There is an unstated cause of procrastination. One seldom admitted to by anyone having any sense of self-esteem. It is often noticeable in the newest of recruits and staff but is nevertheless present in the most experienced of colleagues. But is a kind of ‘reverse-procrastination’ in that it does not cause the putting off of tasks. In fact, it does the opposite – it creates massive productivity. The trouble is, it’s the wrong kind of productivity.
This misdirection of effort is caused by people who have never asked this question.
“Does my desire to do a lot of things reflect a lack of confidence in my ability to do a few important things well?
This kind of thinking occurs when we haven’t quite mastered something. I recall when I first started in the Fraud Squad I had a debilitating attack of Imposter Syndrome. This resulted in my making offers to others to help them, and to do any menial task as long as I didn’t have to progress an investigation I was finding hard to fathom, while therefore not ‘having time’ to simply ask for help and thus reveal my inadequacy.
Busy people are often people who look as though they’re working hard, but they’re working hard at avoiding something else they should be doing.
And there is another sign of misdirected busy-ness. People who don’t ask themselves, “Do I get angry at interruptions because I lack confidence that I can manage my time well enough to deal with them?”
These people (and I suspect I was one of them) believe that everything they are asked to do must be done immediately, and is therefore a threat to their planned tasks.

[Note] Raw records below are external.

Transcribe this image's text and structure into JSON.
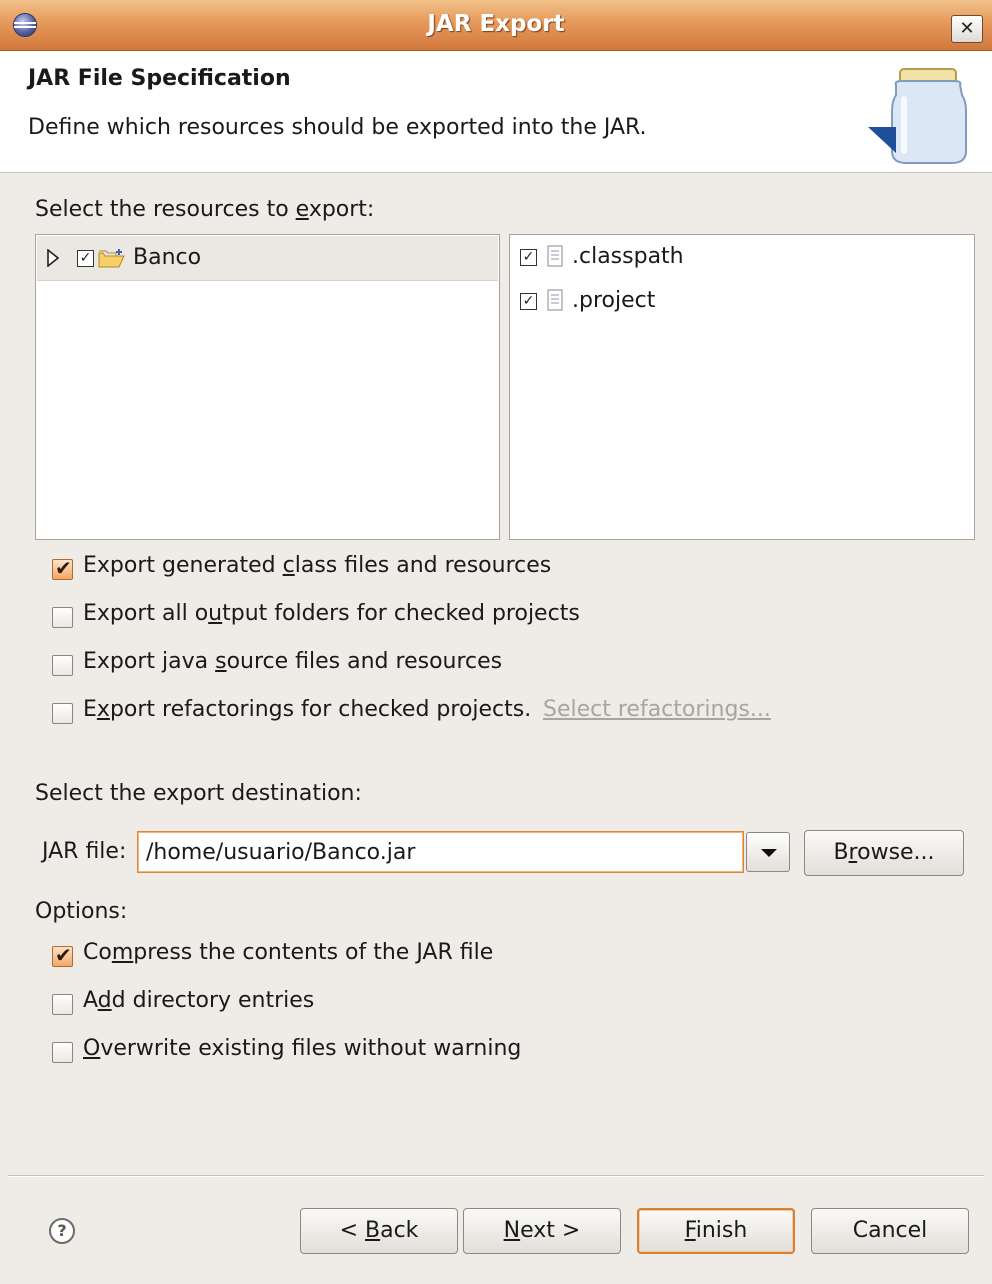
{
  "window": {
    "title": "JAR Export"
  },
  "header": {
    "title": "JAR File Specification",
    "description": "Define which resources should be exported into the JAR."
  },
  "resources": {
    "label_pre": "Select the resources to ",
    "label_key": "e",
    "label_post": "xport:",
    "tree": [
      {
        "label": "Banco",
        "checked": true,
        "expanded": false
      }
    ],
    "files": [
      {
        "label": ".classpath",
        "checked": true
      },
      {
        "label": ".project",
        "checked": true
      }
    ]
  },
  "export_options": [
    {
      "pre": "Export generated ",
      "key": "c",
      "post": "lass files and resources",
      "checked": true
    },
    {
      "pre": "Export all o",
      "key": "u",
      "post": "tput folders for checked projects",
      "checked": false
    },
    {
      "pre": "Export java ",
      "key": "s",
      "post": "ource files and resources",
      "checked": false
    },
    {
      "pre": "E",
      "key": "x",
      "post": "port refactorings for checked projects.",
      "checked": false
    }
  ],
  "select_refactorings_link": "Select refactorings...",
  "destination": {
    "label": "Select the export destination:",
    "jar_label_key": "J",
    "jar_label_post": "AR file:",
    "jar_path": "/home/usuario/Banco.jar",
    "browse_pre": "B",
    "browse_key": "r",
    "browse_post": "owse..."
  },
  "options": {
    "label": "Options:",
    "items": [
      {
        "pre": "Co",
        "key": "m",
        "post": "press the contents of the JAR file",
        "checked": true
      },
      {
        "pre": "A",
        "key": "d",
        "post": "d directory entries",
        "checked": false
      },
      {
        "pre": "",
        "key": "O",
        "post": "verwrite existing files without warning",
        "checked": false
      }
    ]
  },
  "buttons": {
    "help": "?",
    "back_pre": "< ",
    "back_key": "B",
    "back_post": "ack",
    "next_pre": "",
    "next_key": "N",
    "next_post": "ext >",
    "finish_key": "F",
    "finish_post": "inish",
    "cancel": "Cancel"
  },
  "colors": {
    "titlebar": "#e5995a",
    "accent": "#d6813a",
    "background": "#efebe7"
  }
}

This, I believe, is partly the fault of an organisation that allows itself to believe that everything must be done NOW. This creates a sense of Urgency that is applied to everything regardless of its actual importance, and which also shoves more important or time-sensitive work into the background, where it awaits the day it can jump to the fore and shout, “Hah! I am URGENTT now, as well!” And it, too, becomes an interruption that it would not have been had you just stopped following the ‘Everything is Urgent’ mentality so debilitating to personal and organisational effectiveness.
Enter the Stimulus-Response Gap cure to both problems.
Now and then – whether looking at something that is initially terrifying, or which seems to demand attention you need to put elsewhere, and decide : What is he appropriate action to take, now?
In the former case, the only first action may be to do little more than seek the help or knowledge required to progress. And in the second case, it may be a chance to decide that, “No”, this can wait, or “Yes”, it needs attention. And that attention may be nothing more than to note what needs to be done so that it can be done latter.
Every problem – EVERY problem – can be addressed using that SR Gap. Just take the moment to THINK. And then the problem becomes a project, and we manage those all the time.